Exercise goal: Each line of the material below should be reproduced exactly.

Input data:
Segment Open

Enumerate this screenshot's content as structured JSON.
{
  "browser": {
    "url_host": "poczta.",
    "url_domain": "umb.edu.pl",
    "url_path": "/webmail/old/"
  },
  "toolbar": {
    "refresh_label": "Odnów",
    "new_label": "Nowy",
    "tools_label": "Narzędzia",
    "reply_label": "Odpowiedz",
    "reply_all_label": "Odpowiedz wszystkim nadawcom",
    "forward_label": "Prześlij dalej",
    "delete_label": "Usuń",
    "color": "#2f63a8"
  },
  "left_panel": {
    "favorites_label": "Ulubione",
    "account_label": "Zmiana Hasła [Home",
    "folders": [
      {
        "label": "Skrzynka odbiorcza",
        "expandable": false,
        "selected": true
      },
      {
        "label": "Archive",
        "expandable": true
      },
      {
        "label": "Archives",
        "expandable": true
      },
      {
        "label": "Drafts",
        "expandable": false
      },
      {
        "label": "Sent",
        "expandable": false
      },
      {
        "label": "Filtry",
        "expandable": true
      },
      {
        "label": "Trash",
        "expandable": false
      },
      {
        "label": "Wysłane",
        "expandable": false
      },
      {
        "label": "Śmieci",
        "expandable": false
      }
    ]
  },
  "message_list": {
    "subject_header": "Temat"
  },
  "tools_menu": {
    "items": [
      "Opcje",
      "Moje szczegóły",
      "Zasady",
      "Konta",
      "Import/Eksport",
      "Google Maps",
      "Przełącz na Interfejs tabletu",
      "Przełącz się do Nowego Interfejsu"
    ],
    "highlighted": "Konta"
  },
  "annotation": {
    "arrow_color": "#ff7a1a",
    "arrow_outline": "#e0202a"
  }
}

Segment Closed

Worked solution:
Enumerate this screenshot's content as structured JSON.
{
  "browser": {
    "url_host": "poczta.",
    "url_domain": "umb.edu.pl",
    "url_path": "/webmail/old/"
  },
  "toolbar": {
    "refresh_label": "Odnów",
    "new_label": "Nowy",
    "tools_label": "Narzędzia",
    "reply_label": "Odpowiedz",
    "reply_all_label": "Odpowiedz wszystkim nadawcom",
    "forward_label": "Prześlij dalej",
    "delete_label": "Usuń",
    "color": "#2f63a8"
  },
  "left_panel": {
    "favorites_label": "Ulubione",
    "account_label": "Zmiana Hasła [Home",
    "folders": [
      {
        "label": "Skrzynka odbiorcza",
        "expandable": false,
        "selected": true
      },
      {
        "label": "Archive",
        "expandable": true
      },
      {
        "label": "Archives",
        "expandable": true
      },
      {
        "label": "Drafts",
        "expandable": false
      },
      {
        "label": "Sent",
        "expandable": false
      },
      {
        "label": "Filtry",
        "expandable": true
      },
      {
        "label": "Trash",
        "expandable": false
      },
      {
        "label": "Wysłane",
        "expandable": false
      },
      {
        "label": "Śmieci",
        "expandable": false
      }
    ]
  },
  "message_list": {
    "subject_header": "Temat"
  },
  "tools_menu": {
    "items": [
      "Opcje",
      "Moje szczegóły",
      "Zasady",
      "Konta",
      "Import/Eksport",
      "Google Maps",
      "Przełącz na Interfejs tabletu",
      "Przełącz się do Nowego Interfejsu"
    ],
    "highlighted": "Konta"
  },
  "annotation": {
    "arrow_color": "#ff7a1a",
    "arrow_outline": "#e0202a"
  }
}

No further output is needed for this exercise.